The director added that D-BX will accelerate DLA’s ability to incorporate technology advancements, meet changing user needs and mitigate risk.

What is changing in DLA?

The D-BX strategy will dissect the current business model and identify business problems or needs than could benefit from artificial intelligence, emerging data management methods and other technologies, DLA Chief Information Officer George Duchak said.

Four key objectives make up D-BX: Transformational IT Capabilities, Advanced Data and Analytics, Cybersecurity and Technology Governance. Several initiatives serve as compasses to guide DLA toward meeting these four objectives.

They include:

  • Customer Relationship Management Transformation: CRM is modernizing existing CRM service capabilities to improve overall collaboration, management and resolution of customer inquiries through the new ServiceNow platform. Launched Aug. 9, ServiceNow tracks email, phone and fax inquiries from DLA customers.
  • ERP ​Migration: The transition of Enterprise Business Systems to a cloud-based hosting solution will improve auditability, accelerate capability development and delivery, streamline business processes, decrease cybersecurity vulnerabilities, address aggregated costs, simplify upgrades and provide better innovation as technologies evolve. This began in late 2020 and the migration to cloud is expected to be completed in 2022.
  • Troop Support​ Modernization: This initiative aims to increase productivity by modernizing legacy capabilities across construction and equipment, subsistence, and clothing and textiles supply chains. It includes reducing manual and email-based processes, as well as improving collaboration and communication between DLA employees, customers and vendors.
  • Warehouse Management ​System: The modernization of the DLA supply chain using automation, analytics and commercial off-the-shelf supply chain applications will improve the agency’s ability to get the right item to the right customer efficiently and in a cost-effective manner. A pilot program at DLA Distribution Corpus Christi Texas has been underway for more than a year.
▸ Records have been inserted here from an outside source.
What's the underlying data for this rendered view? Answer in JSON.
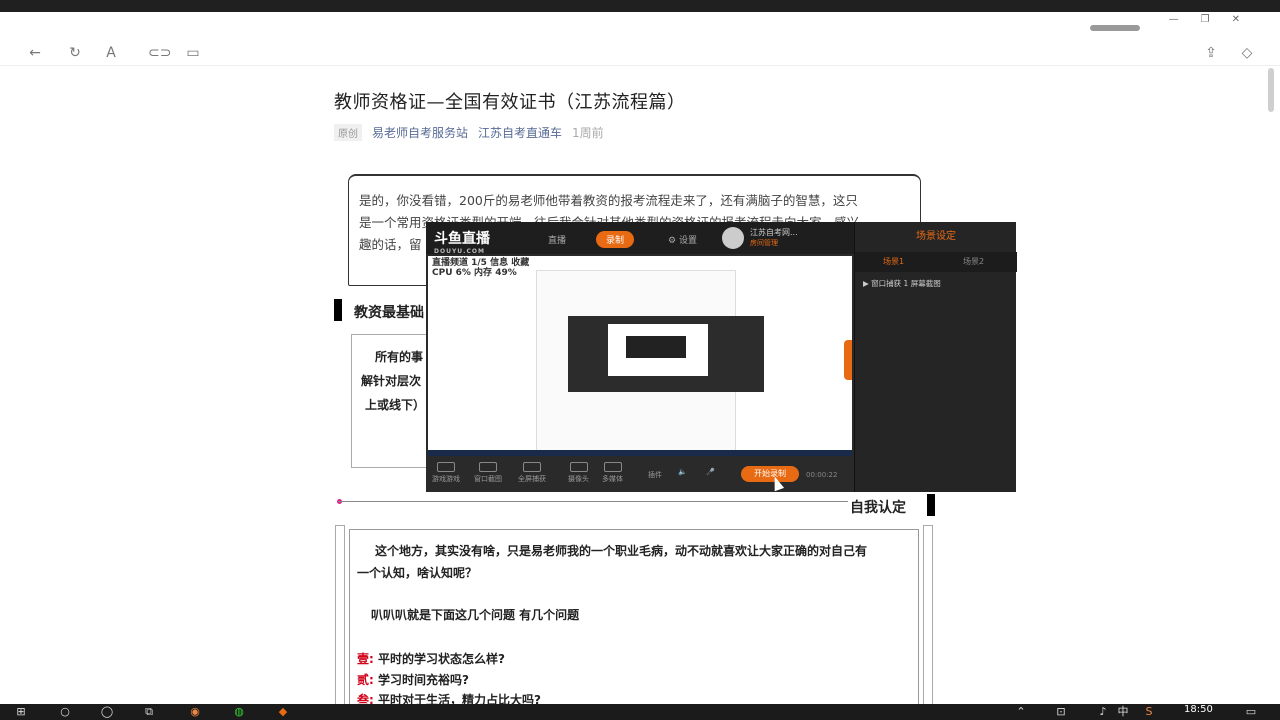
{
  "article": {
    "title": "教师资格证—全国有效证书（江苏流程篇）",
    "tag": "原创",
    "author": "易老师自考服务站",
    "account": "江苏自考直通车",
    "time": "1周前"
  },
  "intro": {
    "line1": "是的，你没看错，200斤的易老师他带着教资的报考流程走来了，还有满脑子的智慧，这只",
    "line2": "是一个常用资格证类型的开端，往后我会针对其他类型的资格证的报考流程走向大家，感兴",
    "line3": "趣的话，留"
  },
  "section1": {
    "title": "教资最基础",
    "l1": "所有的事",
    "l2": "解针对层次",
    "l3": "上或线下）"
  },
  "section2": {
    "title": "自我认定",
    "p1": "这个地方，其实没有啥，只是易老师我的一个职业毛病，动不动就喜欢让大家正确的对自己有",
    "p2": "一个认知，啥认知呢？",
    "p3": "叭叭叭就是下面这几个问题 有几个问题",
    "q1_label": "壹:",
    "q1": "平时的学习状态怎么样?",
    "q2_label": "贰:",
    "q2": "学习时间充裕吗?",
    "q3_label": "叁:",
    "q3": "平时对于生活，精力占比大吗?"
  },
  "recorder": {
    "logo": "斗鱼直播",
    "logo_sub": "DOUYU.COM",
    "tab_live": "直播",
    "tab_record": "录制",
    "settings": "设置",
    "user_name": "江苏自考网...",
    "user_status": "房间管理",
    "side_title": "场景设定",
    "side_tab1": "场景1",
    "side_tab2": "场景2",
    "side_item": "▶ 窗口捕获 1 屏幕截图",
    "preview_line1": "直播频道 1/5 信息 收藏",
    "preview_line2": "CPU 6% 内存 49%",
    "foot_game": "游戏游戏",
    "foot_window": "窗口截图",
    "foot_screen": "全屏捕获",
    "foot_camera": "摄像头",
    "foot_multi": "多媒体",
    "foot_plugin": "插件",
    "start": "开始录制",
    "timer": "00:00:22"
  },
  "taskbar": {
    "time": "18:50",
    "ime": "中"
  }
}
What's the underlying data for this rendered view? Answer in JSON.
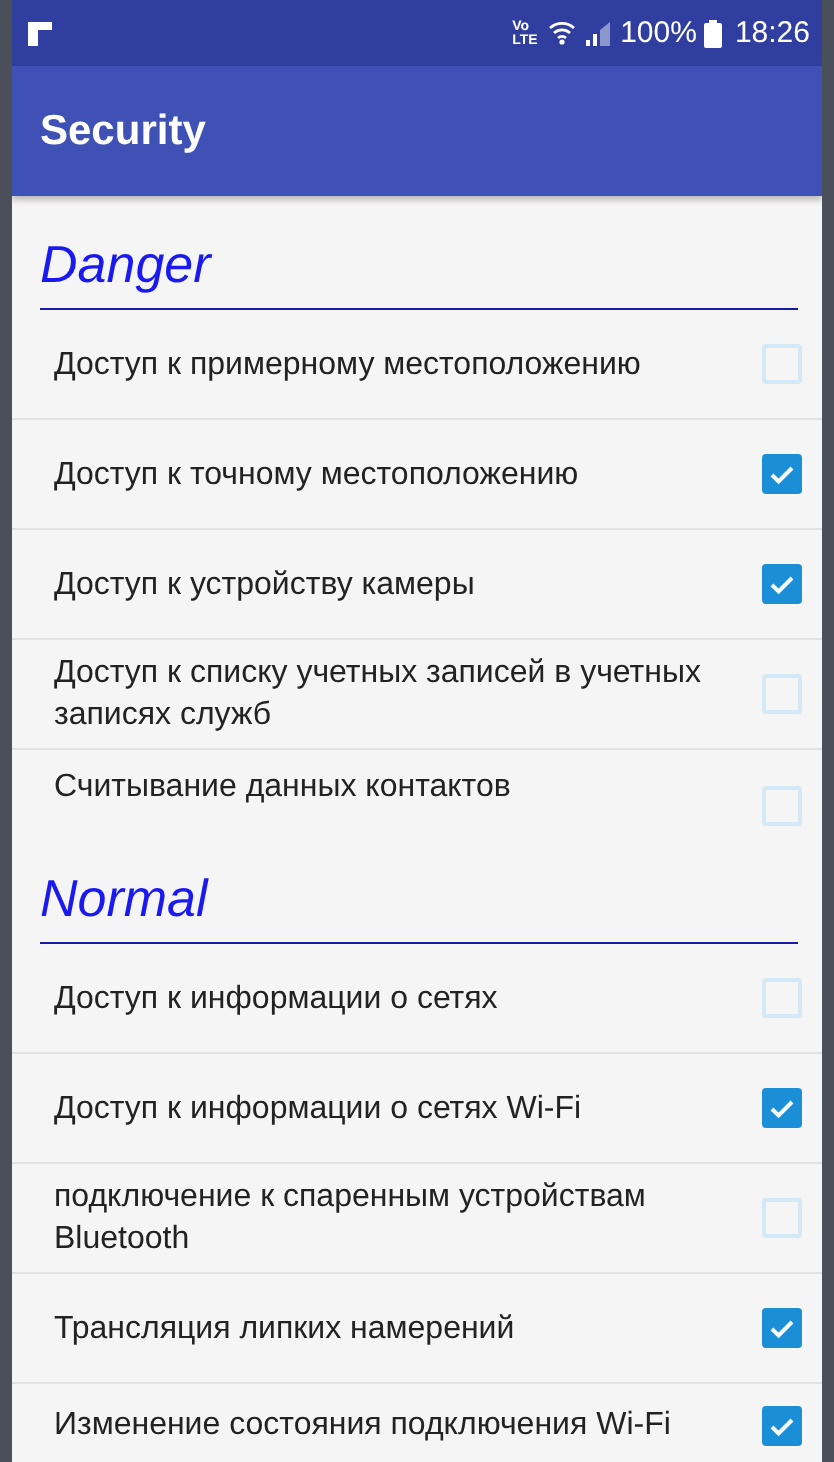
{
  "status_bar": {
    "network": "Vo LTE",
    "battery": "100%",
    "time": "18:26"
  },
  "app_bar": {
    "title": "Security"
  },
  "sections": [
    {
      "title": "Danger",
      "items": [
        {
          "label": "Доступ к примерному местоположению",
          "checked": false
        },
        {
          "label": "Доступ к точному местоположению",
          "checked": true
        },
        {
          "label": "Доступ к устройству камеры",
          "checked": true
        },
        {
          "label": "Доступ к списку учетных записей в учетных записях служб",
          "checked": false
        },
        {
          "label": "Считывание данных контактов",
          "checked": false
        }
      ]
    },
    {
      "title": "Normal",
      "items": [
        {
          "label": "Доступ к информации о сетях",
          "checked": false
        },
        {
          "label": "Доступ к информации о сетях Wi-Fi",
          "checked": true
        },
        {
          "label": "подключение к спаренным устройствам Bluetooth",
          "checked": false
        },
        {
          "label": "Трансляция липких намерений",
          "checked": true
        },
        {
          "label": "Изменение состояния подключения Wi-Fi",
          "checked": true
        }
      ]
    }
  ]
}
“As the nation’s combat logistics support agency and valued partner, DLA must be innovative, adaptable, agile and accountable – focused on the warfighter always,” DLA Program Executive Officer Adarryl Roberts said. “D-BX will enable DLA employees to offer customers new solutions, products and technologies.

Roberts said “status quo” IT service will not meet warfighters’ future needs. D-BX empowers people to anticipate those needs and helps DLA respond to broader IT reform initiatives across the government, he added.

“DLA’s D-BX efforts go hand-in-hand with data literacy by bringing the agency closer to the future state, ‘to be’ data architecture,” said Lindsey Saul, DLA’s chief data and analytics officer. “Part of achieving a data-focused and data-driven culture requires having the right people and skillsets throughout the enterprise. We regularly evaluate ways to better train and educate our workforce to improve data literacy and analytical skillsets.”

She said part of D-BX is educating DLA employees on how artificial intelligence can help perform tasks that normally require human intelligence, such as recognizing patterns, learning from experience, drawing conclusions, making predictions and taking actions.

What’s next?

“This is going to be a culture change inside DLA,” Duchak said. “The degree of agility in the workforce and systems determines our ability to respond to change. This effort presents a unique opportunity to transform DLA into an agency that meets the needs of the future force.”

D-BX is one of three critical capabilities outlined in the DLA Strategic Plan 2021-2026. Duchak said DLA is also working internally and with partners to ensure the agency’s network, systems and data are protected from emerging and complex cyber threats while simultaneously transforming the agency’s systems and processes to improve transparency, reliability and security for its employees, customers and suppliers.

“DLA leadership recognized the need to become as efficient as possible, increase our customer service and reorganize around data for analytics and artificial intelligence, so the agency made the conscious decision with its strategic plan not to call it ‘IT Modernization’ but instead ‘Digital-Business Transformation’,” he added.